Andrea Hohmann is a Linda and Jack Gill Chair and Professor of Psychological and Brain Sciences at Indiana University. She received her Sc.B. (1988), Sc.M. (1993) and Ph.D. (1996) from Brown University. Her NIH-funded research program focuses on understanding cannabinoid mechanisms for pain suppression using rodent models. Dr. Hohmann completed her Ph.D. in the laboratory of Dr. J. Michael Walker where her work first demonstrated that cannabinoids suppress activity in nociceptive neurons. Dr. Hohmann trained as a postdoctoral fellow with Miles Herkenham (NIMH) in the Section on Functional Neuroanatomy at the National Institute of Mental Health. Here, her work mapped locations of cannabinoid receptors in sensory pathways and identified phenotypes of cells bearing cannabinoid receptors.

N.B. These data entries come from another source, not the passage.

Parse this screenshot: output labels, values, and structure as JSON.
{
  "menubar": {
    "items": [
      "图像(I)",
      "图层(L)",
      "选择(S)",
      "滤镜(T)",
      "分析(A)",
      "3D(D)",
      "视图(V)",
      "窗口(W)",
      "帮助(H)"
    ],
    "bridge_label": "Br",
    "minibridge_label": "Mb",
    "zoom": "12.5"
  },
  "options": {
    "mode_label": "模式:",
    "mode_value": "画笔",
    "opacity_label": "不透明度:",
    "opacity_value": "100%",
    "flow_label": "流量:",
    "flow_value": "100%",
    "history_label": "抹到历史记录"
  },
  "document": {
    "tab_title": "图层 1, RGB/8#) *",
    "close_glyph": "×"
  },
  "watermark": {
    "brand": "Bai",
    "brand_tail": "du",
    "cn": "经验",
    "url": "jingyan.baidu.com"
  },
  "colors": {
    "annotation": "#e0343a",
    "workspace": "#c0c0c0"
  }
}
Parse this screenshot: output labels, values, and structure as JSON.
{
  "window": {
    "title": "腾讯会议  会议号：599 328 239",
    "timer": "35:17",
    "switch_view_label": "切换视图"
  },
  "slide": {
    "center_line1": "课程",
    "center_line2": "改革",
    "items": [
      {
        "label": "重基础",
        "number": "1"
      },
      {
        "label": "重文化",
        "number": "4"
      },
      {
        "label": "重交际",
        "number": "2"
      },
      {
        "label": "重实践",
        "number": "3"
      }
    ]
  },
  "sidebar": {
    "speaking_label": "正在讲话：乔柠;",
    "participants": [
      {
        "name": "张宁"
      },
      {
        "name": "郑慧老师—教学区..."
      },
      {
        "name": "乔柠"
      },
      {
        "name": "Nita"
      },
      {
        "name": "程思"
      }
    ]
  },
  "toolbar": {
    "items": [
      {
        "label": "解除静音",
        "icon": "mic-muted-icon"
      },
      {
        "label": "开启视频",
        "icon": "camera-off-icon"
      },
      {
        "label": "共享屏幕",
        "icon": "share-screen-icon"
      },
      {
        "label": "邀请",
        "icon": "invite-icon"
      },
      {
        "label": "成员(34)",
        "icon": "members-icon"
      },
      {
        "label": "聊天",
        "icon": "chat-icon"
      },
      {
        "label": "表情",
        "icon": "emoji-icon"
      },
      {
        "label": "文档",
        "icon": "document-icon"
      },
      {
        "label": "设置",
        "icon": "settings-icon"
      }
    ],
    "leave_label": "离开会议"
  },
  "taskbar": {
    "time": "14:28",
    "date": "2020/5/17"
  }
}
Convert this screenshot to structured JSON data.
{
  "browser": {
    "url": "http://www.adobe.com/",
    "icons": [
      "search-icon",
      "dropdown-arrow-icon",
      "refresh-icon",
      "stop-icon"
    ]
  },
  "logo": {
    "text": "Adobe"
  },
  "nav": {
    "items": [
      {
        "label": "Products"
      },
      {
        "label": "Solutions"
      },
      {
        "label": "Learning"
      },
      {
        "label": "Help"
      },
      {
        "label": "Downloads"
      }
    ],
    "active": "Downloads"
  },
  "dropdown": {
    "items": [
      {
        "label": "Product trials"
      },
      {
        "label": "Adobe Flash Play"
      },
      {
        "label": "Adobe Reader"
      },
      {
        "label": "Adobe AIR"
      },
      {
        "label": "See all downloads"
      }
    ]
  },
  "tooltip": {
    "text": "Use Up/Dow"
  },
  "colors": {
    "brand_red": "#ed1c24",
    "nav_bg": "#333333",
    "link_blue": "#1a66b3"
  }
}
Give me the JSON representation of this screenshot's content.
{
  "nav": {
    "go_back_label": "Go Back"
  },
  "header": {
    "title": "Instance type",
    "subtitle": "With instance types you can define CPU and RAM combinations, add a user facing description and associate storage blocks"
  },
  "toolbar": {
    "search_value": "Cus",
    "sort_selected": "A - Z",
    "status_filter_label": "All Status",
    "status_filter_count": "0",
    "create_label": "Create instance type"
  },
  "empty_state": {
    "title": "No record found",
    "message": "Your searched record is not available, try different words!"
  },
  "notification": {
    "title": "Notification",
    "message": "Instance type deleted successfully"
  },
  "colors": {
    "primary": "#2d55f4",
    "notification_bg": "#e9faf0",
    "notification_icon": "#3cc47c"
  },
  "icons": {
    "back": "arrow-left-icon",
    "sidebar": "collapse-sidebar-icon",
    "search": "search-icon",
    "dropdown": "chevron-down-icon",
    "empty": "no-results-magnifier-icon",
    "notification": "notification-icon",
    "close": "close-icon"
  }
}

She served as a staff scientist in Dr. M.A. Ruda's laboratory in the Pain and Neurosensory Mechanisms Branch of the National Institute of Dental and Craniofacial Research. Her laboratory was the first to demonstrate that activation of cannabinoid CB2 receptors suppresses the processing of nociceptive information. Her laboratory also demonstrated that endogenous cannabis-like substances are mobilized in the brain to produce adaptive changes in pain responsiveness, a phenomenon known as stress-induced analgesia. This work identified the enzyme monoacylglycerol lipase as a previously unrecognized analgesic target. She was promoted to the rank of Professor of Psychology and Neuroscience at the University of Georgia in 2009 and joined the faculty at Indiana University in 2010. She received the Young Investigator Award (2007) from the International Cannabinoid Research Society and the Creative Research Medal (2006) and William A. Owens Research Awards (2010) from the University of Georgia Research Foundation.